Natural Color System
The Natural Color System ( NCS, and NCS color system ) is a standardized color system, which is based on human color perception ( color perception ).
Based on the theory of opponent colors ( Opponententheorie ) by Ewald Hering in the 19th century developed the physicist Tryggve Johansson 1937-1939 its own color system, which was the basis for the color atlas of Sven Hesselgren with more than 500 colors. The color atlas has been refined by Anders Hård in the modern NCS system. 1946 was founded by Anders Hård the Scandinavian Colour Institute in Stockholm, which holds the rights to the NCS system. NCS is a registered trademark of the Scandinavian Colour Institute (Scandinavian Colour Institute ), headquartered in Stockholm, Sweden.
NCS color theory

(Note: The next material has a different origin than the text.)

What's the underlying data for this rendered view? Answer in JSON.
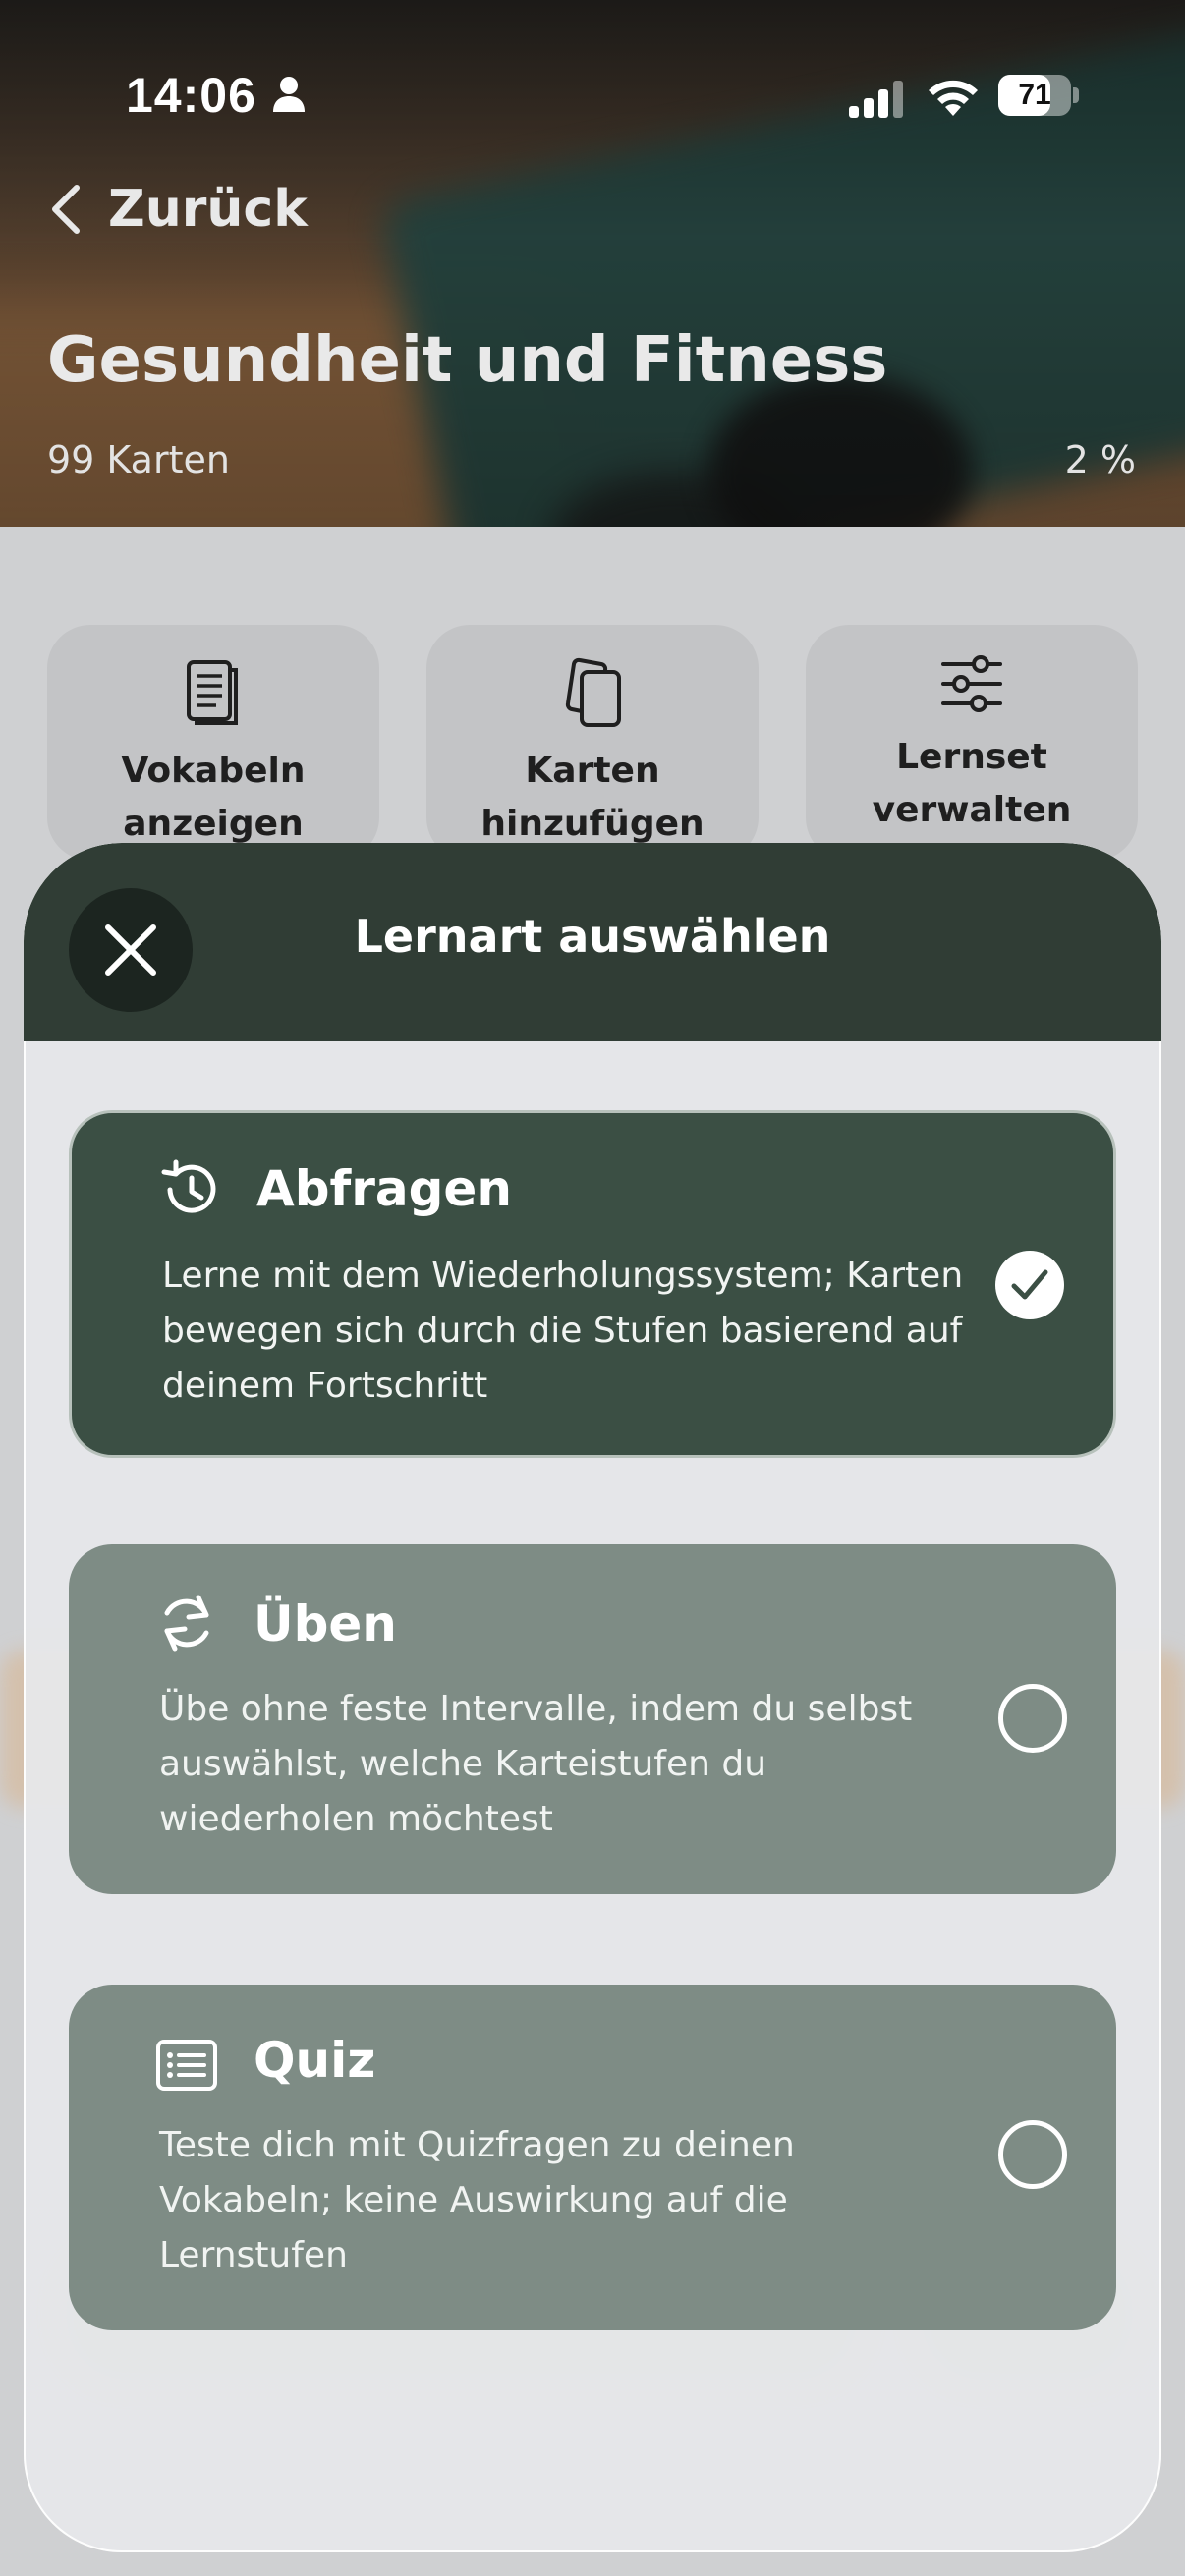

The Natural Color System starts from the four chromatic basic colors that are "pure" perceived by the latter as - Yellow ( Y ), green ( G ), red ( R ) and blue ( B). The colorimetric properties of these basic colors were determined under laboratory conditions using a statistically relevant number of test persons. There are those colors that are perceived as being free of other colors. For example, each ( normal vision ) define a human being blue, which is perceived as being free from red or green. In contrast, no yellow can imagine, including blue and contains no green, red. This color pairs are therefore arranged as complementary colors in a circle facing each other.
All other colors are seen as a transition between these colors and given in percentages. Then there are the achromatic colors black and white.
Similar to the Ostwald's double cone contains the saturated colors on a color wheel, which forms base tapering for a up ( pure white) and bottom ( pure black ) cone simultaneously. On the outside of the upper cone are the colors. By tinting with white, on the lower cone those arising by tinting with black Inside of the double cone colors are found, which are tinted with different percentages of black and white. If you cut from the double cone along the white-black axis a (very thin ) piece of cake out, the result is a shade same area, in which along the top edge black same colors ( = color with the same amount of black ), along the lower edge white same color ( = colors with the same amount of white ) and along the black-white axis read the same pure colors ( = color with the same degree of purity ).
The NCS color identification is divided into two parts: The first part gives the density of black and color ( ie color saturation ) of a color again, the second part of the position of the basic hue on the color wheel YRGB. All numerical values are thereby of 100 from the maximum value and minimum value as 0. All color values in the NCS system are linear ( not logarithmic) and reported as theoretical values . The colors that can not be produced with existing pigments are not present in the NCS color charts.
A 30 % saturated, slightly reddish yellow tending with 30% hydrogen Black would share in the NCS system consequently NCS 3030 - Y30R called:
Colors that lie directly on the gray axis obtained, instead of the color code of an N for neutral, ZB NCS 5000 -N, a medium gray.
A preceding S ( in the above example, NCS S 3030 - Y30R ) means that the corresponding color value of the Second Edition, that the revision of 1995 comes from.
The NCS system is one of the few color systems used in the world (next to the RAL design system with 1688 colors and the Pantone Matching System ) in which organized strictly currently 1950 color pattern, named by letters and numbers, are available. While the NCS Edition 2 ( used only environmentally safe pigments) comprised 1750 colors were recently still 200 - lighter tones - about what the current number 1950 NCS colors together.